Another lesser-known problem has been observed in red wines with higher pHs and higher ethanol concentrations. Potassium bitartrate and potassium tartrate crystals have been observed after only a few months of bottle aging. It is well known that ethanol contributes to the instability of tartrate acid salts. Ethanol alters the dielectric constant of the wine. A two percent ethanol addition can shift the equilibrium constants of acids up to 0.2 pH units. This effect is deceivingly subtle, but it essentially leads to the precipitation of acid salts. This may not seem like an issue since higher alcohol products are sold to consumers who are not bothered by a little particulate matter at the bottom of the bottle. But, as higher alcohol red wines begin to find their way into lower tier products these instabilities may be deemed objectionable by lesser-informed consumers and salesman. The most obvious way around this is to cold stabilize these products, something that is currently done for white wines but not red wines. The main complaints with cold stabilization are that can be costly, and some wine consultants say that chilling removes colloids that contribute positively to the wine’s mouthfeel. This may provide another incentive to invent ways to quickly and cheaply stabilize wines for tartrate salt precipitation. Recently, electrodialysis has been used in a few California wineries to remove potassium and calcium ions without having to chill the wine down. The technology for the process originally comes from water desalination. The technique uses an electric field and selective membranes to remove the positively charged potassium and calcium ions and the negatively charged tartaric acid ions that are associated with tartrate acid salt precipitation. The two separate membranes are selective for the different ions, and as the ions pass through the membranes they are removed using a saline solution. An alternative to this process is to simply label your wine as unfiltered, informing consumers that a natural sediment may be present.
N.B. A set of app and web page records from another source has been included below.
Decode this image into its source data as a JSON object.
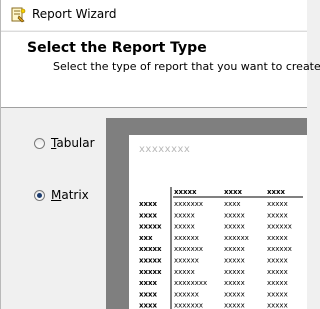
{
  "window": {
    "title": "Report Wizard",
    "icon": "report-wizard-icon"
  },
  "header": {
    "title": "Select the Report Type",
    "subtitle": "Select the type of report that you want to create."
  },
  "options": {
    "tabular": {
      "label_prefix": "",
      "mnemonic": "T",
      "label_rest": "abular",
      "checked": false
    },
    "matrix": {
      "label_prefix": "",
      "mnemonic": "M",
      "label_rest": "atrix",
      "checked": true
    }
  },
  "preview": {
    "title": "xxxxxxxx",
    "column_headers": [
      "xxxxx",
      "xxxx",
      "xxxx"
    ],
    "row_headers": [
      "xxxx",
      "xxxx",
      "xxxxx",
      "xxx",
      "xxxxx",
      "xxxxx",
      "xxxxx",
      "xxxx",
      "xxxx",
      "xxxx"
    ],
    "cells": [
      [
        "xxxxxxx",
        "xxxx",
        "xxxxx"
      ],
      [
        "xxxxx",
        "xxxxx",
        "xxxxx"
      ],
      [
        "xxxxx",
        "xxxxx",
        "xxxxxx"
      ],
      [
        "xxxxxx",
        "xxxxxx",
        "xxxxx"
      ],
      [
        "xxxxxxx",
        "xxxxx",
        "xxxxxx"
      ],
      [
        "xxxxxx",
        "xxxxx",
        "xxxxx"
      ],
      [
        "xxxxx",
        "xxxxx",
        "xxxxx"
      ],
      [
        "xxxxxxxx",
        "xxxxx",
        "xxxxx"
      ],
      [
        "xxxxxx",
        "xxxxx",
        "xxxxx"
      ],
      [
        "xxxxxxx",
        "xxxxx",
        "xxxxx"
      ]
    ]
  }
}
Color and Astringency

Typically winemakers indicate that extending the ripening period is done in an effort to reduce the astringency of both grape skins and seeds. Most studies indicate that seed tannin on a per berry basis declines until harvest. Sometimes seed tannins can be constant for up to four weeks prior to harvest. One conceivable danger (outside of adverse weather events) is that the berry weight may decline during this period, and an increase in tannin on a fresh weight basis may be observed. This may not be a problem for those who are going to water back anyway. But for those who will let it ride, they may be a caught by surprise during the fermentation when they are extracting more than they had intended.

Color is well known to increase until harvest, however, extensive studies of extended maturation trials have yet to be done. Anthocyanins, the compounds responsible for grape pigmentation, are well known for being influenced by temperature and sunlight. Thus, it follows that their accumulation will be highly dependent on these variables during the extended maturation period. However, it is known that anthocyanins are unstable in wine and it is conceivable the same could be true in the berry. Research is obviously necessary to determine this outcome.

Other Concerns

An extra caveat for grapes that are brought in at the end of the season is that in many cases, materials other than grape (MOG) end up in the crusher at very high levels because the vine becomes brittle during senescence. Grape leaves, tendrils, racchi, cane portions and even a few spiders are often seen in greater quantity than desired. This means the fruit must be sorted more carefully and can be more expensive to process. There are more automated technologies available but sorting tables and harvest labor are still the most prevalent methods for sorting used. Other problems particular to Washington is that during the later months (October, November) the fruit also is brought in at a much lower temperature than normal and must be warmed up in order for yeast inoculation with a heat exchanger.


“Hang time” promises to be a hot topic in both the near and distant future. While I prefer not to entangle myself with the politics and business dealings, please feel free to contact me with questions or insight gleaned from your own experience with extended ripening.